  2. The only power any government has is the power to crack down on criminals. Well, when there aren't enough criminals, one makes them. One declares so many things to be a crime that it becomes impossible for men to live without breaking laws.The only power any government has is the power to crack down on criminals. Well, when there aren

We The Living Ending Explained

At the end of We The Living, Kira's struggle against the totalitarian regime comes to a tragic conclusion.

Despite her fierce resistance and undying love for Leo, Kira is betrayed and arrested. She is sentenced to death and, in her final hours, reflects on her life and the choices she made.

Her last thoughts are of her beloved Leo, the freedom they sought, and the King that denied them.
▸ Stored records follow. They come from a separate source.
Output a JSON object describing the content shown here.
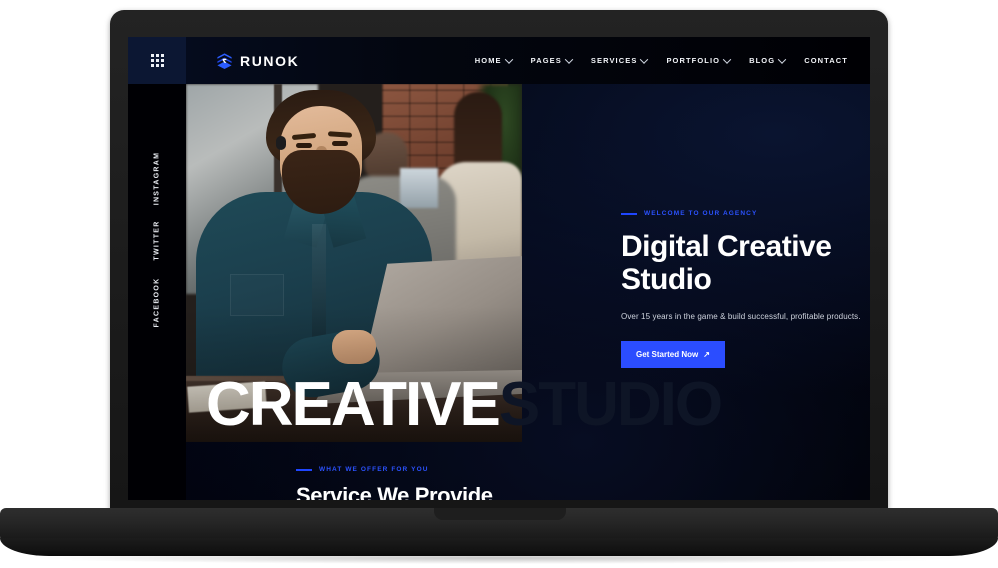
{
  "device": {
    "type": "laptop-mockup"
  },
  "site": {
    "header": {
      "grid_icon": "grid-menu-icon",
      "brand_icon": "runok-logo-icon",
      "brand_name": "RUNOK",
      "nav": [
        {
          "label": "HOME",
          "has_dropdown": true
        },
        {
          "label": "PAGES",
          "has_dropdown": true
        },
        {
          "label": "SERVICES",
          "has_dropdown": true
        },
        {
          "label": "PORTFOLIO",
          "has_dropdown": true
        },
        {
          "label": "BLOG",
          "has_dropdown": true
        },
        {
          "label": "CONTACT",
          "has_dropdown": false
        }
      ]
    },
    "social_rail": [
      {
        "label": "INSTAGRAM"
      },
      {
        "label": "TWITTER"
      },
      {
        "label": "FACEBOOK"
      }
    ],
    "hero": {
      "eyebrow": "WELCOME TO OUR AGENCY",
      "title": "Digital Creative\nStudio",
      "subtitle": "Over 15 years in the game & build successful, profitable products.",
      "cta_label": "Get Started Now",
      "cta_arrow": "↗",
      "photo_alt": "bearded-man-working-on-laptop-in-cafe",
      "big_word_front": "CREATIVE",
      "big_word_back": "STUDIO"
    },
    "services": {
      "eyebrow": "WHAT WE OFFER FOR YOU",
      "title": "Service We Provide"
    },
    "colors": {
      "accent_blue": "#2b4dff",
      "eyebrow_blue": "#2b52ff",
      "page_background": "#000005",
      "header_panel": "#0c1733",
      "ghost_text": "#0e1526",
      "text_light": "#ffffff",
      "text_muted": "#cfd4de",
      "device_body": "#262626"
    }
  }
}
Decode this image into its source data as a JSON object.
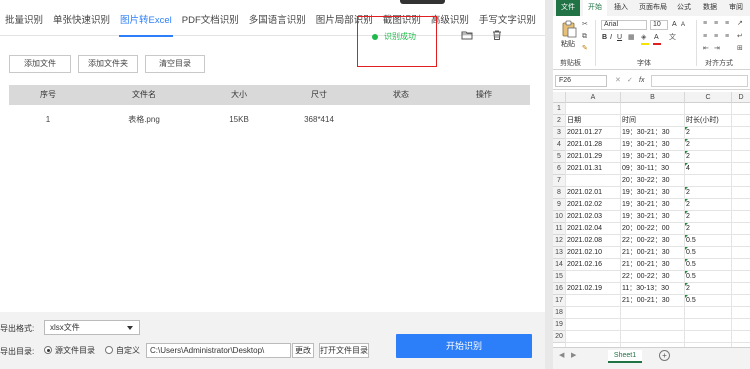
{
  "app": {
    "tabs": [
      "批量识别",
      "单张快速识别",
      "图片转Excel",
      "PDF文档识别",
      "多国语言识别",
      "图片局部识别",
      "截图识别",
      "高级识别",
      "手写文字识别"
    ],
    "active_tab": "图片转Excel",
    "toolbar": {
      "add_file": "添加文件",
      "add_folder": "添加文件夹",
      "clear_list": "清空目录"
    },
    "table": {
      "headers": [
        "序号",
        "文件名",
        "大小",
        "尺寸",
        "状态",
        "操作"
      ],
      "rows": [
        {
          "index": "1",
          "filename": "表格.png",
          "size": "15KB",
          "dimensions": "368*414",
          "status": "识别成功",
          "status_color": "#1fb84a"
        }
      ],
      "highlight_color": "#e02020"
    },
    "footer": {
      "format_label": "导出格式:",
      "format_value": "xlsx文件",
      "dir_label": "导出目录:",
      "radio_source": "源文件目录",
      "radio_custom": "自定义",
      "path_value": "C:\\Users\\Administrator\\Desktop\\",
      "change_btn": "更改",
      "open_folder_btn": "打开文件目录",
      "start_btn": "开始识别"
    },
    "accent_color": "#2d7ff9"
  },
  "excel": {
    "ribbon_tabs": [
      "文件",
      "开始",
      "插入",
      "页面布局",
      "公式",
      "数据",
      "审阅"
    ],
    "active_ribbon_tab": "开始",
    "ribbon": {
      "paste": "粘贴",
      "clipboard": "剪贴板",
      "font_name": "Arial",
      "font_size": "10",
      "font_group": "字体",
      "bold": "B",
      "italic": "I",
      "underline": "U",
      "align_group": "对齐方式"
    },
    "name_box": "F26",
    "fx": "fx",
    "columns": [
      "A",
      "B",
      "C",
      "D"
    ],
    "rows": [
      {
        "n": "1",
        "a": "",
        "b": "",
        "c": ""
      },
      {
        "n": "2",
        "a": "日期",
        "b": "时间",
        "c": "时长(小时)"
      },
      {
        "n": "3",
        "a": "2021.01.27",
        "b": "19：30-21：30",
        "c": "2"
      },
      {
        "n": "4",
        "a": "2021.01.28",
        "b": "19：30-21：30",
        "c": "2"
      },
      {
        "n": "5",
        "a": "2021.01.29",
        "b": "19：30-21：30",
        "c": "2"
      },
      {
        "n": "6",
        "a": "2021.01.31",
        "b": "09：30-11：30",
        "c": "4"
      },
      {
        "n": "7",
        "a": "",
        "b": "20：30-22：30",
        "c": ""
      },
      {
        "n": "8",
        "a": "2021.02.01",
        "b": "19：30-21：30",
        "c": "2"
      },
      {
        "n": "9",
        "a": "2021.02.02",
        "b": "19：30-21：30",
        "c": "2"
      },
      {
        "n": "10",
        "a": "2021.02.03",
        "b": "19：30-21：30",
        "c": "2"
      },
      {
        "n": "11",
        "a": "2021.02.04",
        "b": "20：00-22：00",
        "c": "2"
      },
      {
        "n": "12",
        "a": "2021.02.08",
        "b": "22：00-22：30",
        "c": "0.5"
      },
      {
        "n": "13",
        "a": "2021.02.10",
        "b": "21：00-21：30",
        "c": "0.5"
      },
      {
        "n": "14",
        "a": "2021.02.16",
        "b": "21：00-21：30",
        "c": "0.5"
      },
      {
        "n": "15",
        "a": "",
        "b": "22：00-22：30",
        "c": "0.5"
      },
      {
        "n": "16",
        "a": "2021.02.19",
        "b": "11：30-13：30",
        "c": "2"
      },
      {
        "n": "17",
        "a": "",
        "b": "21：00-21：30",
        "c": "0.5"
      },
      {
        "n": "18",
        "a": "",
        "b": "",
        "c": ""
      },
      {
        "n": "19",
        "a": "",
        "b": "",
        "c": ""
      },
      {
        "n": "20",
        "a": "",
        "b": "",
        "c": ""
      }
    ],
    "sheet_tab": "Sheet1",
    "add_sheet": "+",
    "brand_color": "#217346"
  }
}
Kira's execution is a testament to the cost of individuality in a world where the state reigns supreme.

Characters in book We The Living

  • Kira Argounova: The protagonist, a brave and intelligent young woman, who strives for personal freedom and individuality in the face of the Soviet regime.
  • Leo Kovalensky: Kira's lover, an idealistic and talented engineer who is desperate to escape the confines of the Soviet system.
  • Andrei Taganov: Kira's husband, a high-ranking official in the Soviet bureaucracy, who represents the oppressive force of the regime.
  • Lydia Argounova: Kira's selfish and manipulative cousin, who is more concerned with social status than with personal freedom.
  • Vassilisa Argounova: Kira's ailing grandmother, who still holds on to the memory of a pre-revolutionary Russia.
  • Victor: Kira's younger brother, who is struggling to find his place in the new Soviet society.
  • Comrade Chepyzhov: A leader in the Soviet government who exploits his power and manipulates those around him.
  • Andrei's Mother: A woman of aristocratic background who has lost everything to the revolution and now lives as a servant.

Key Lessons

  • Fight for Your Freedom: Personal freedom is one of the most precious things a person can have; it’s worth fighting for, regardless of the odds.
  • Cherish Love: Love can be a source of strength and inspiration, and it should be cherished and fought for, even if it seems impossible.
  • Resist Oppression: The human spirit has the power to resist and oppose even the most oppressive forces, and doing so is a noble pursuit.
  • Value Individuality: The individual is the most important unit in society, and the value of personal identity should never be sacrificed for conformity.
  • Confront Reality: Confronting the harsh realities of life, no matter how bleak, is often the first step toward changing them.

My Personal Opinion

Is We The Living worth reading? Absolutely yes, I found it to be a powerful and poignant exploration of the struggle for individual freedom.

I was deeply moved by Ayn Rand's vivid portrayal of life under a totalitarian regime. The characters are complex and their plight is both heartbreaking and inspiring. However, at times, the heavy political themes can overshadow the personal narratives, which might be a drawback for some readers.

I would say that this book is for those who appreciate thought-provoking literature and are interested in the human condition. It's particularly relevant for those who have an interest in history and political science, as it provides a unique insight into life under a regime that suppresses individuality.